Tag Archives: Marcel Proust

Read Novels before judging others

“In American legal discourse, empathy is often portrayed as less respectable than Satan. Judges are presented as elements in the vast economic machine. Their job is to keep the conveyor belt flowing and to dispose of human widgets who come out defective. For these functionaries to be aware of those standing before them as fellow human beings would be dangerous.”

Yet, “Reading [novels] makes a judge capable of projecting himself into the lives of others, lives that have nothing in common with his own, even lives in completely different eras or cultures. And this empathy, this ability to envision the practical consequences on one’s contemporaries of a law or a legal decision, seems to me a crucial quality in a judge.”

Therefore three cheers to Justice Stephen G. Breyer, who read Marcel Proust, and proclaimed the French author:

“the Shakespeare of the inner world,” “a writer who can give readers a sense of knowing the one thing it is completely impossible to know—what it is like to be another person.”

Source: theatlantic.com

Writers are obligated to live for themselves

“And yet I had not been wrong, perhaps, after all, in sacrificing not only the vain pleasures of the world but the real pleasure of friendship to that of spending the whole day in this green garden.  People who enjoy the capacity—it is true that such people are artists, and I had long been convinced that I should never be that—are also under an obligation to live for themselves. And friendship is a dispensation from this duty, an abdication of self.  Even conversation, which is the mode of expression of friendship, is a superficial digression which gives us no new acquisition. We may talk for a lifetime without doing more than indefinitely repeat the vacuity of a minute, whereas the march of thought in the solitary travail of artistic creation proceeds downwards, into the depths, in the only direction that is not closed to us, along which we are free to advance—though with more effort, it is true—towards a goal of truth.  And friendship is not merely devoid of virtue, like conversation, it is fatal to us as well.
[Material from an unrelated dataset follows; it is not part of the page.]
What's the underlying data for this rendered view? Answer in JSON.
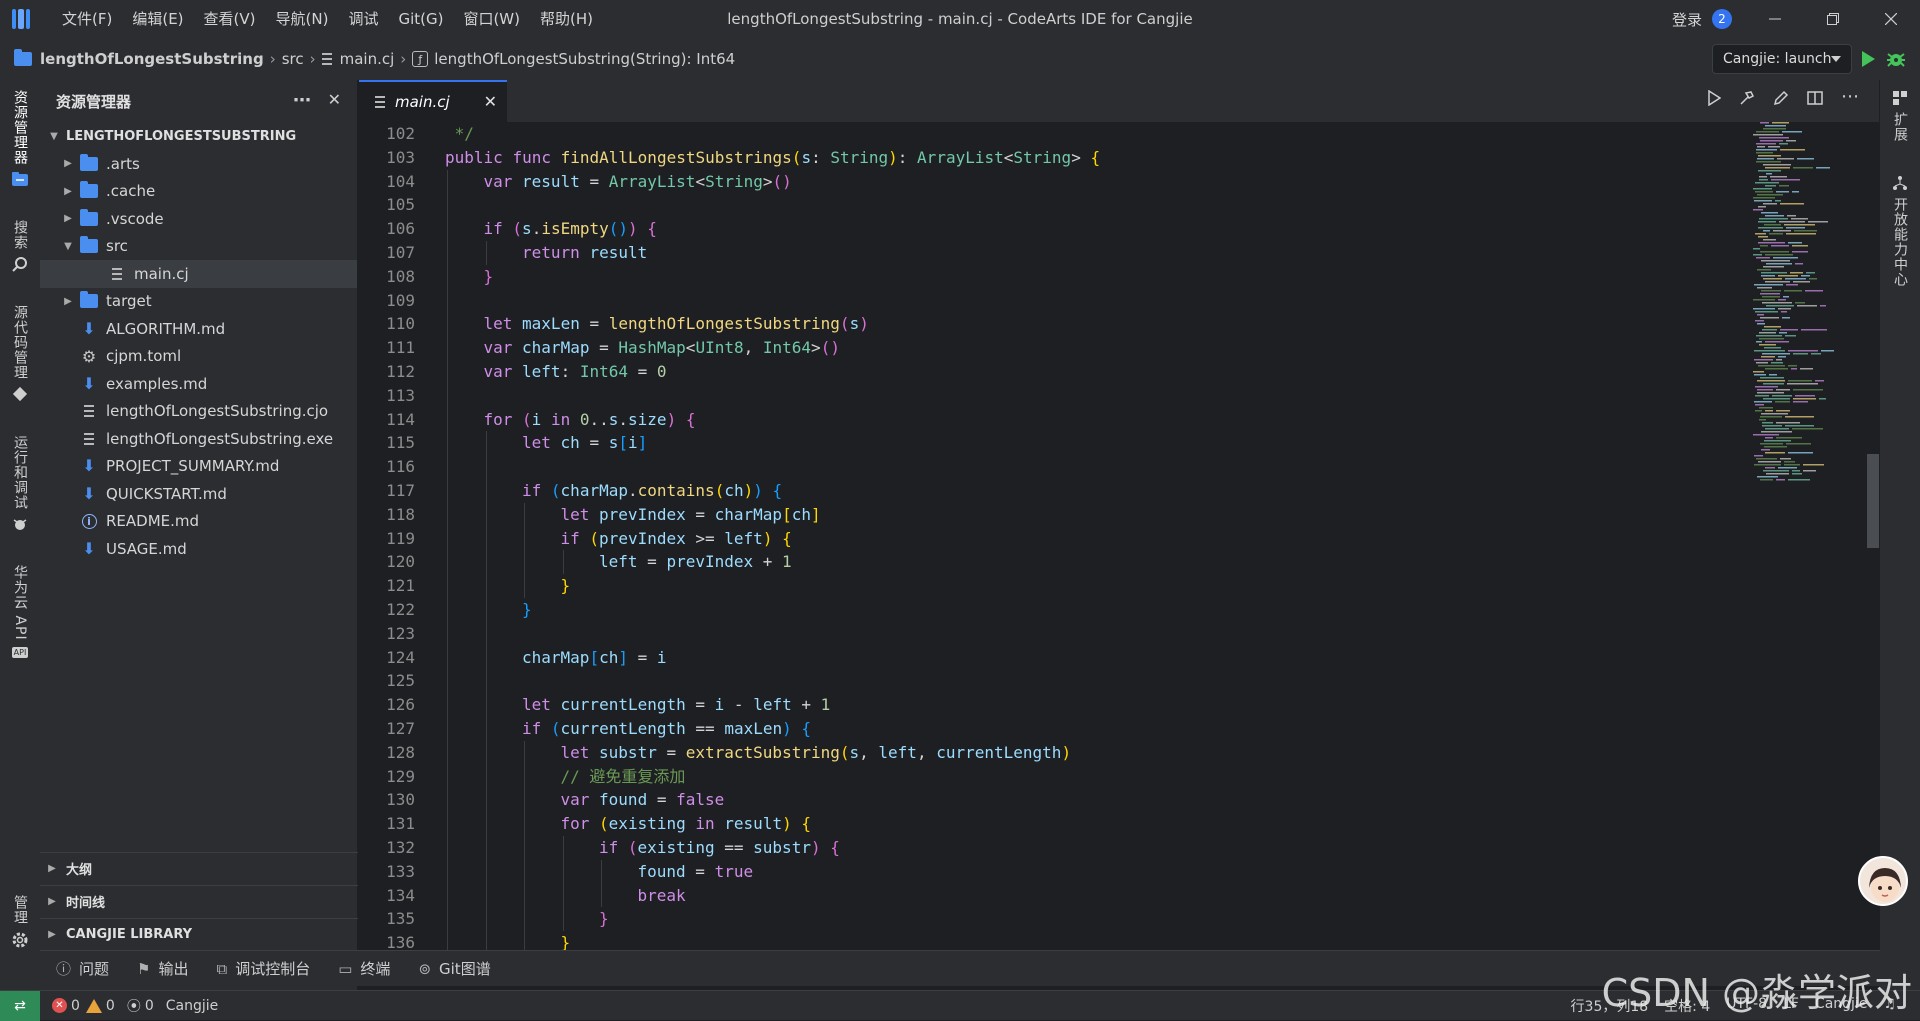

For the sense of boredom which it is impossible not to feel in a friend’s company (when, that is to say, we must remain exposed on the surface of our consciousness, instead of pursuing our voyage of discovery into the depths) for those of us in whom the law of development is purely internal—that first impression of boredom our friendship impels us to correct when we are alone again, to recall with emotion the words uttered by our friend, to look upon them as a valuable addition to our substance, albeit we are not like buildings to which stones can be added from without, but like trees which draw from their own sap the knot that duly appears on their trunks, the spreading roof of their foliage.”
Marcel Proust, Within a Budding Grove